THE ROWAN TREE – Kolar’s Gold (own label)

Kolar's GoldI’m not suggesting a trend, you understand, but there is some exciting music coming out of the west of England at the moment, not least this album. The Rowan Tree are a Cornish quintet: Tom Fosten, Neal Jolly, Richard Tretheway, Laura Garcia and Richard Morgan, Actually there are more than sixty musicians on Kolar’s Gold if you count Camborne Town Band and the record is part of a much bigger multi-media project.

I first listened to Kolar’s Gold while driving without reading any notes and was surprised by the blend of styles: traditional folk and rock alongside what you might call modern arrangements and the music of southern Asia. In fact, it tells the story of Cornish miners – Cousin Jacks – and their families who left home to work the Kolar Gold Field of southern India and also of the community into which they became integrated.

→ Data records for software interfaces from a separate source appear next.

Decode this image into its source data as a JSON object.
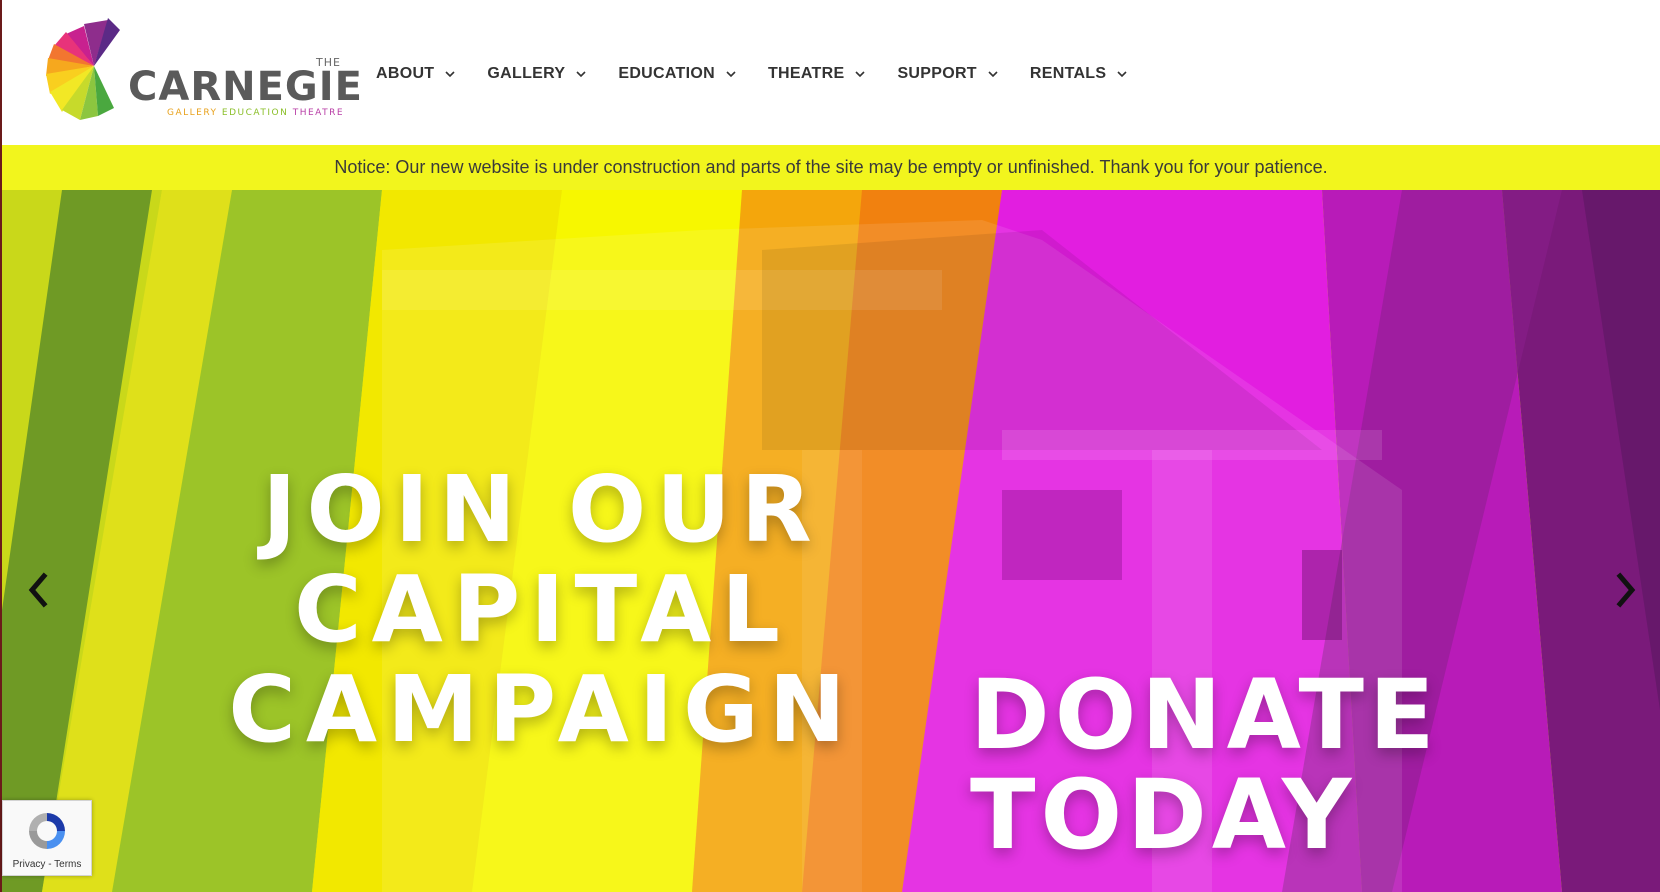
{
  "logo": {
    "the": "THE",
    "name": "CARNEGIE",
    "tagline": [
      {
        "text": "GALLERY",
        "color": "#e8a21d"
      },
      {
        "text": "EDUCATION",
        "color": "#8bbf2a"
      },
      {
        "text": "THEATRE",
        "color": "#b83ea6"
      }
    ]
  },
  "nav": {
    "items": [
      {
        "label": "ABOUT"
      },
      {
        "label": "GALLERY"
      },
      {
        "label": "EDUCATION"
      },
      {
        "label": "THEATRE"
      },
      {
        "label": "SUPPORT"
      },
      {
        "label": "RENTALS"
      }
    ],
    "chevron_icon": "chevron-down-icon"
  },
  "notice": {
    "text": "Notice: Our new website is under construction and parts of the site may be empty or unfinished. Thank you for your patience.",
    "background": "#f2f51d"
  },
  "hero": {
    "campaign_lines": [
      "JOIN OUR",
      "CAPITAL",
      "CAMPAIGN"
    ],
    "donate_lines": [
      "DONATE",
      "TODAY"
    ],
    "prev_icon": "chevron-left-icon",
    "next_icon": "chevron-right-icon"
  },
  "recaptcha": {
    "privacy": "Privacy",
    "separator": " - ",
    "terms": "Terms"
  },
  "colors": {
    "nav_text": "#333333",
    "logo_text": "#5a5a5a",
    "hero_yellow": "#f4f000",
    "hero_magenta": "#e21ee0",
    "hero_purple": "#7a1a7a"
  }
}
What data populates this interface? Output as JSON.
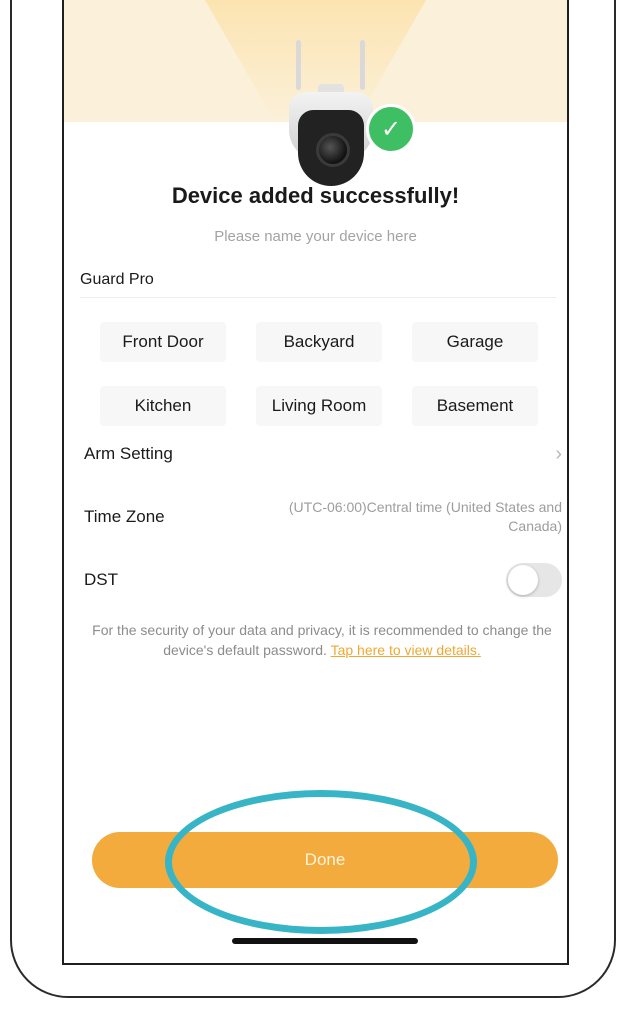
{
  "header": {
    "title": "Device added successfully!",
    "subtitle": "Please name your device here"
  },
  "device_name": {
    "value": "Guard Pro"
  },
  "name_suggestions": [
    {
      "label": "Front Door"
    },
    {
      "label": "Backyard"
    },
    {
      "label": "Garage"
    },
    {
      "label": "Kitchen"
    },
    {
      "label": "Living Room"
    },
    {
      "label": "Basement"
    }
  ],
  "settings": {
    "arm_setting": {
      "label": "Arm Setting",
      "icon": "chevron-right-icon"
    },
    "time_zone": {
      "label": "Time Zone",
      "value": "(UTC-06:00)Central time (United States and Canada)"
    },
    "dst": {
      "label": "DST",
      "enabled": false
    }
  },
  "security_note": {
    "text": "For the security of your data and privacy, it is recommended to change the device's default password.",
    "link": "Tap here to view details."
  },
  "actions": {
    "done": "Done"
  },
  "colors": {
    "accent": "#f2ab3c",
    "success": "#3fbf64",
    "highlight": "#37b5c7",
    "link": "#f0a831"
  },
  "icons": {
    "success": "checkmark-icon",
    "device": "security-camera-image"
  }
}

The album opens with the instrumental ‘SS Carthage’, named after one of the ships that carried the emigrants to India. The music here is western as the journey begins but the second track, a 19th century Cornish song features Venky DC on tabla and the traditional ’10,000 Miles’ has Harsha Ranjini sharing lead vocals with Laura. Now we are nearly there. ‘Lead Kindly Light’ uses only the chorus of the old hymn – Laura wrote the verses – and the arrangement is firmly in the hands of Venky DC. This time Nyla Saldanha shares the lead vocals over the drones of organ and traditional Indian instruments. ‘Miner Jolly’, an instrumental written by Neal, refers to an unpleasant story and although there are no words, I suspect that Venky DC’s “vocal percussion” may conceal more than he’s letting on.

‘Man Of Letters’ tells a happier tale but then we come to ‘And Am I Born To Die’ in tribute to the many miners – mostly Indian – who died in the gold fields. Originally an English hymn it is transformed by a chorus of Indian voices with flute, veena, violin and percussion. Finally, ‘Treasure’ completes the circle by linking the voices of two men and two women reflecting on their lives over Tom’s music.

Kolar’s Gold came as an unexpected delight and one that reveals its story slowly as the listener’s understanding grows. Hear it if you can.

Dai Jeffries

Artists’ website:

The story of Kolar’s Gold: